"The Power of Perception: A Tale of Perspectives and Humanity" by Elijah Rainey
Indulge me for a moment. Let's imagine there was a man who was decrepit, roguish, and unsavory. The hunger in his eyes was evident, and his malnourished state made him appear weak. He walked with a definite limp, perhaps due to an injury sustained earlier in the day. As he stumbled upon a bakery, the aroma of freshly baked bread permeated the air, creating a soft fog. The man's eyes were glazed and bloodshot, indicating that he had either not slept in days or had slept uncomfortably. He reached out with his bony hand to open the door, which swung open to reveal an even thicker haze than the one outside. He made his way inside, his stomach growling with every step, and set his sights on a loaf of bread. Grabbing the loaf, he turned to leave as quickly as possible.

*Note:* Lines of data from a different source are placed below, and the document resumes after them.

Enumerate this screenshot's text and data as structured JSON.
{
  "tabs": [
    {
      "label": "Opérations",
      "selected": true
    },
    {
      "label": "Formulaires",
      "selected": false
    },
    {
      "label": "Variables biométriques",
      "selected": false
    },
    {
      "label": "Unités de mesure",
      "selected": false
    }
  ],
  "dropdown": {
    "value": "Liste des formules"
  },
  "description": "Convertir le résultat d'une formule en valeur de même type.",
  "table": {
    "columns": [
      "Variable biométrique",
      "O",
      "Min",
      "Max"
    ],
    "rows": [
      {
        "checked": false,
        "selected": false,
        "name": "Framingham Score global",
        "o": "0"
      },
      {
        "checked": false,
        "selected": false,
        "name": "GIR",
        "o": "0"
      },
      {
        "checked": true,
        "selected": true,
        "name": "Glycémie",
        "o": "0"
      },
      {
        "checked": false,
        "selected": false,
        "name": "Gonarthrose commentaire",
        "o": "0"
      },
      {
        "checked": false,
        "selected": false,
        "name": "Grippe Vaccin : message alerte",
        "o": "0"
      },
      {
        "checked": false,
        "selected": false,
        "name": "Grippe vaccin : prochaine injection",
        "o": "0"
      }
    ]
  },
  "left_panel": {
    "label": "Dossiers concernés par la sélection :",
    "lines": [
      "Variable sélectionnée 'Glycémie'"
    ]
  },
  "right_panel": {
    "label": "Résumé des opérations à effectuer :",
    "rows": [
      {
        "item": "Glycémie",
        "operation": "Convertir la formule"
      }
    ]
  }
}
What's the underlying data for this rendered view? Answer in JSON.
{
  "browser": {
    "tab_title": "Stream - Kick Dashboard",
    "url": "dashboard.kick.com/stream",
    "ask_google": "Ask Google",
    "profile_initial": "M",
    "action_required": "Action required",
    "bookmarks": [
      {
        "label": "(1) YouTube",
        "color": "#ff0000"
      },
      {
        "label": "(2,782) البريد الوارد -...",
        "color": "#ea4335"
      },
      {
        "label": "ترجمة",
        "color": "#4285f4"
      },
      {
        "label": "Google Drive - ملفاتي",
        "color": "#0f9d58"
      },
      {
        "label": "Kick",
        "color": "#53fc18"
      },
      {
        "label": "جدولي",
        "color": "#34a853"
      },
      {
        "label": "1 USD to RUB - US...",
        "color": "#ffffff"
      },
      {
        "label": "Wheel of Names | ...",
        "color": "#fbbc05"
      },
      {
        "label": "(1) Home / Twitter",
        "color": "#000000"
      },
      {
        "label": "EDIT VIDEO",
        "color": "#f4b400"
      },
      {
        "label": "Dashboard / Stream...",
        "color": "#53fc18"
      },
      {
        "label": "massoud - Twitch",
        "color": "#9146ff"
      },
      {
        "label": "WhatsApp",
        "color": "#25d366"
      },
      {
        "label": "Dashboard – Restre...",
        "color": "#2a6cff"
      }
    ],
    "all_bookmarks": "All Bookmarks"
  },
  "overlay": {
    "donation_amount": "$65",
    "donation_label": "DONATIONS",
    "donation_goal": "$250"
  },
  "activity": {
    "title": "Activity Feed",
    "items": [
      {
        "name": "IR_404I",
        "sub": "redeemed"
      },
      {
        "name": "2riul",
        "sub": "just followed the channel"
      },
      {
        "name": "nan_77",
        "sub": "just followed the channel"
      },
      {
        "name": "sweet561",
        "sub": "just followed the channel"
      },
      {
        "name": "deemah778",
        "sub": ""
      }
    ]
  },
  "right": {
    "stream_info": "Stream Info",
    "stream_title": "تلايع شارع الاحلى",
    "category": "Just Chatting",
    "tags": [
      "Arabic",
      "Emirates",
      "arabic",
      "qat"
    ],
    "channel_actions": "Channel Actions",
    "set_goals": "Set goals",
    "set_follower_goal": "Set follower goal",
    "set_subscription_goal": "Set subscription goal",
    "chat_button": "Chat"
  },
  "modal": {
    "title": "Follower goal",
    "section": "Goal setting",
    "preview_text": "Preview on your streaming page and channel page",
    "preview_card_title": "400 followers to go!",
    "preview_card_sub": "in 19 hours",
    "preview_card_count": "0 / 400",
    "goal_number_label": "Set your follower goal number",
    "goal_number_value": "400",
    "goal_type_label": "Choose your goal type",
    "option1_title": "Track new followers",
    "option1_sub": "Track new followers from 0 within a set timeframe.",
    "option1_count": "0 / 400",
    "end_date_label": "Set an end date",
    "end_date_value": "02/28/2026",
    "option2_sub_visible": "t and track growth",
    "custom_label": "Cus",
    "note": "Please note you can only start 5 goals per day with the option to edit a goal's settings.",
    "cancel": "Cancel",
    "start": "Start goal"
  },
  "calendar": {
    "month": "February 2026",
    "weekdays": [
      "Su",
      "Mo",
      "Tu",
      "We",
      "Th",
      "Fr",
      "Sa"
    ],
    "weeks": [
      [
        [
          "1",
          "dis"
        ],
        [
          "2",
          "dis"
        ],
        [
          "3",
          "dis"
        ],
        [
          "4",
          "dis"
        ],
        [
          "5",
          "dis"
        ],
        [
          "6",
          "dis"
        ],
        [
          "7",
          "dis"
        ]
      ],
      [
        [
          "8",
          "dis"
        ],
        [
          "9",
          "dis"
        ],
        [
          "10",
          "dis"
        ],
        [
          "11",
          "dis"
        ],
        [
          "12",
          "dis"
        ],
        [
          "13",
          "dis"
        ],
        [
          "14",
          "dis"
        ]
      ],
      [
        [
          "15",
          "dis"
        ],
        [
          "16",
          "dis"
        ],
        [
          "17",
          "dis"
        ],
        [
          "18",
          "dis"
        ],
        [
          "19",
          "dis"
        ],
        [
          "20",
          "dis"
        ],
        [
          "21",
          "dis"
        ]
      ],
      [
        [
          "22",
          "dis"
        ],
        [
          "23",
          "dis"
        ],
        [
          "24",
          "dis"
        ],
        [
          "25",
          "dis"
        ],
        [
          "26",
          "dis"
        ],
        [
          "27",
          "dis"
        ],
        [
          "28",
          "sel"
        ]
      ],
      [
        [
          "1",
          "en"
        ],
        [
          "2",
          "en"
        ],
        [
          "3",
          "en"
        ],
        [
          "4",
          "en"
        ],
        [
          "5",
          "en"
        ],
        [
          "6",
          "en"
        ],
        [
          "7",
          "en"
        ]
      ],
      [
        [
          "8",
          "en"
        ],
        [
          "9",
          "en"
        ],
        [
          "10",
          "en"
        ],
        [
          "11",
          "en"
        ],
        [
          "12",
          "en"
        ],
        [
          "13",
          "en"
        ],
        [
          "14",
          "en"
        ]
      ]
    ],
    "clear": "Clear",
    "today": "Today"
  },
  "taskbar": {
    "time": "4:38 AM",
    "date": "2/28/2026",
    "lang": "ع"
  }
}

Meanwhile, the baker had just finished working in his kitchen when he saw the thief with the loaf of bread in his hands halfway out the door. Anger boiled up within him as he watched the thief flee. He had grown tired of the stench and unpleasantness brought about by the poor. He reached under the counter to retrieve a not-so-clean steel bat that was stained with dark red spots and dented all over. His grip on the handle tightened as he marched out the door to confront the brazen thief who had dared to steal from him. However, what he saw only served to fuel his fury even more. The man he encountered was covered in filth, had a limp, and was trying to run away with the loaf of bread. If the baker's grip on the bat could have tightened any further, the bat would have been crushed like a tin can. The baker approached the thief in what seemed to be a single bound, brandishing his bat. With a heavy swing, the bat found its target.
The thief found himself crouched on the ground clutching the loaf of bread, being barraged with the blunt end of the bat. The thief winced in pain as the bat made contact with his skull, causing him to almost drop the loaf of bread buried in his arms. He stumbled to the ground, trying to regain his balance, but the blows kept coming, each one harder than the last. The downpour only stopped when the baker had finished venting his anger and turned back with a dripping bat in hand to return to his kitchen.
The man lay still on the concrete for a while, only getting up from fear of the bread going stale. His limp had worsened after the onslaught of strikes, but it wasn't the first time he had been beaten to such an extent. The man walked off until he reached the slums of the city to the north. There, he came upon a shack made of cardboard and loose steel. A tarp sat draped over the hovel, shielding the inhabitants from the harsh winter weather. Inside the hut, a child lay bedridden. Their nose ran green, with a deep red covering its tip. The child let out a rough cough, producing an even deeper red than what was on their nose. The hoarse hack howling out of the child only let up with a sparse drink of dirty water. The child turned towards the door, or what served the purpose of a door, to find a man shuffling through it. The boy's savior appeared before his hazed eyes, with a faint scent of bread. The man had long since been taking care of the boy despite having no relation. It was by chance that the man had happened upon the withering boy and brought him home to the hut that stood erect regardless of the elements. The savior had been with the boy for as long as he could remember. The man knelt down beside the child and handed him the loaf of bread. The child's eyes lit up with joy, and a weak smile crept across his face. The man felt a pang of guilt as he saw the child's condition, realizing that the bread he had stolen earlier would not have made much of a difference to him. He silently cursed himself for his impulsiveness and recklessness.
As the child eagerly tore into the bread, the man couldn't help but feel a sense of satisfaction. He knew that he had done a good deed by bringing the bread to the child, and it made him feel a little less guilty about stealing it. But deep down, he knew that he had to change his ways. The more he thought about this, the more he found it ironic. It was the world that had made him homeless, a thief, and a beggar. Yet, it was the boy who made him feel human.
In telling you that story, I hope to show something - that all humans view the world from different perspectives. Whether you are seen as the man, baker, thief, boy, or the savior, it is not up to you to decide. We are simply the culmination of what others perceive us to be, whether or not we believe it ourselves.
It's important to recognize that everyone has their own unique lens through which they see the world. What one person perceives as right, another may perceive as wrong. What one person finds beautiful, another may find ugly. And this is okay. Our differences are what make us human and what make the world interesting.
It's also important to realize that we have the power to shape how others perceive us. While we cannot control their perspectives entirely, we can control our actions and how we present ourselves to the world. By being kind, honest, and genuine, we can help ensure that others see us in the same positive light. Or something like that…